When properly functioning and using a heated dry cycle, your dishes should come out of the dishwasher spotless and dry enough to put away. However, if recently they have started coming out covered in puddles and water droplets, it is time to troubleshoot because your dishwasher is having a problem. If you are wondering why your dishes are suddenly coming out wet, here are some common causes to check.
Your Dishwasher is Out of Rinse Aid
As this is both the most common cause for this issue as well as the easiest to fix, it is best to check it first. Rinse aid is a solution that is added with the rinse water. It helps the water slide off more easily from your dishes. This means when the dry cycle does kick on, there is already less water droplets on the dishes. This allows dishes to dry faster and is often responsible for less water spots. However, if it has been awhile since you ran a load of dishes without rinse aid, you may forget just how helpful it is. Without rinse aid, you may find that your heated dry cycle just isn’t enough in order to remove all the moisture.

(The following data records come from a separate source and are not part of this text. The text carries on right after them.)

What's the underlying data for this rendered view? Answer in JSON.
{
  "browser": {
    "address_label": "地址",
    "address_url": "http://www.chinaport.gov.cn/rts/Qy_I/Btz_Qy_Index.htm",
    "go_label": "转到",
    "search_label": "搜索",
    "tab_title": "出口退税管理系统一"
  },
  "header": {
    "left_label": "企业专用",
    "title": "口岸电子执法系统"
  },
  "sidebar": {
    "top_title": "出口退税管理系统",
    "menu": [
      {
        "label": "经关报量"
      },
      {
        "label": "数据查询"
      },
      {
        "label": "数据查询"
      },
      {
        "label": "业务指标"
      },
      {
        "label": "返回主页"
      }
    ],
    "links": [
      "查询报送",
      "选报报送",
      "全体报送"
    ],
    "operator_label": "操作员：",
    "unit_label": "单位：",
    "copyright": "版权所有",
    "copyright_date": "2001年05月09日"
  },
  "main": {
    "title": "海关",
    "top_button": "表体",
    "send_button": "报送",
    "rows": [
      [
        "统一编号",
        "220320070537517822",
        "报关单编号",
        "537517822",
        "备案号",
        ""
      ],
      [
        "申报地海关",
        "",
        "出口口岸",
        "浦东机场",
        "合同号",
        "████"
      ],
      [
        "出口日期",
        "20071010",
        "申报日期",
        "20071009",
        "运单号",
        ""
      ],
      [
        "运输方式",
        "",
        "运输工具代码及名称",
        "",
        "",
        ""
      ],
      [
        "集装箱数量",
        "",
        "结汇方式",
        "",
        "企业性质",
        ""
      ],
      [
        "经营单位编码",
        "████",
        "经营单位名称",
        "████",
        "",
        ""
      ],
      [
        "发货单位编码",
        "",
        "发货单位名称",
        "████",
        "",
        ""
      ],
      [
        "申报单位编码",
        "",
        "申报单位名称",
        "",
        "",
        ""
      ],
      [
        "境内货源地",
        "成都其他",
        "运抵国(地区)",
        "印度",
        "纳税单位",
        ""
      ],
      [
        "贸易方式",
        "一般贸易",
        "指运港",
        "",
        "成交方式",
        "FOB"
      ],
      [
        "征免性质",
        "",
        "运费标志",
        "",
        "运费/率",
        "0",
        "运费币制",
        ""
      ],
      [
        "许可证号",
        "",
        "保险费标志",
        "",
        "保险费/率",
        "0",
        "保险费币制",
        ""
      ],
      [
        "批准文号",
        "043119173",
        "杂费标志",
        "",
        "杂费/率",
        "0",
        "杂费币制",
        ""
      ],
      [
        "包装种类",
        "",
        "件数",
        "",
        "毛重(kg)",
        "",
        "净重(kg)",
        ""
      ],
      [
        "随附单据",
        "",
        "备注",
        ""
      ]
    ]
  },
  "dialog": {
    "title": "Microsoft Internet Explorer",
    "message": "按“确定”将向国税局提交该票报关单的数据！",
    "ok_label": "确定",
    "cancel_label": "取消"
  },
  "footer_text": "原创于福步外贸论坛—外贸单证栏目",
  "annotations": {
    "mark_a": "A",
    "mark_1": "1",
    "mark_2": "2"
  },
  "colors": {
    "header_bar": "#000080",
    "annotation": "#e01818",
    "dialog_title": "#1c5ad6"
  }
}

Of course, if you can’t remember the last time you put rinse aid in, or have never used it, this isn’t applicable. It means you will want to move on to the other causes.
Dishwasher is Too Loaded
Everyone knows that loading the dishwasher is a real life application of your old Tetris skills. However, it is possible to wedge too much into every nook and cranny. A dishwasher that is too loaded, where items are often almost on top of each other, means that the water cannot properly drip away and the heated dry will be less effective. It also merits mentioning that your dishes won’t be completely clean either. Sometimes doing two loads of dishes is the option to take if you want clean dishes that you don’t need to dry off with a towel.
Heated Dry is Malfunctioning
While the dry cycle in your dishwasher may just be called “heated dry,” the same function has different names. You may have a “sanitize” function in which high heat kills germs as well as dries dishes or it could be a “night dry” mode in which the heat kicks on to dry away lingering condensation periodically. Regardless of which you use to get dry, clean dishes, it will all require a working heating element in your dishwasher. This heating element, also used to heat the water to the proper temperature, creates heat to dry your dishes. If it is not functioning, your dishes will come out wet. Furthermore, because it is not heating water, your dishes will likely come out dirtier than normal as well.
A pretty solid indicator that this is the cause is to open your dishwasher immediately after the dry cycle finishes. Your dishes should be warm to the touch. If they are cold and wet, then your heating element has failed. Luckily, as far as replacements go, the heating element is very simple to do.
Faulty Vent Motor or Fan
If your dishes are warm after the dry cycle, you may instead want to look towards the vent and motor in the door of your dishwasher. This takes that hot, moist air that is being heated and a fan and motor pushes it out a vent. If the fan or the motor that turns it has failed, the moist air will still vent, but it won’t vent as efficiently. As such, this can result in the moist air being trapped inside and settling back on the dishes.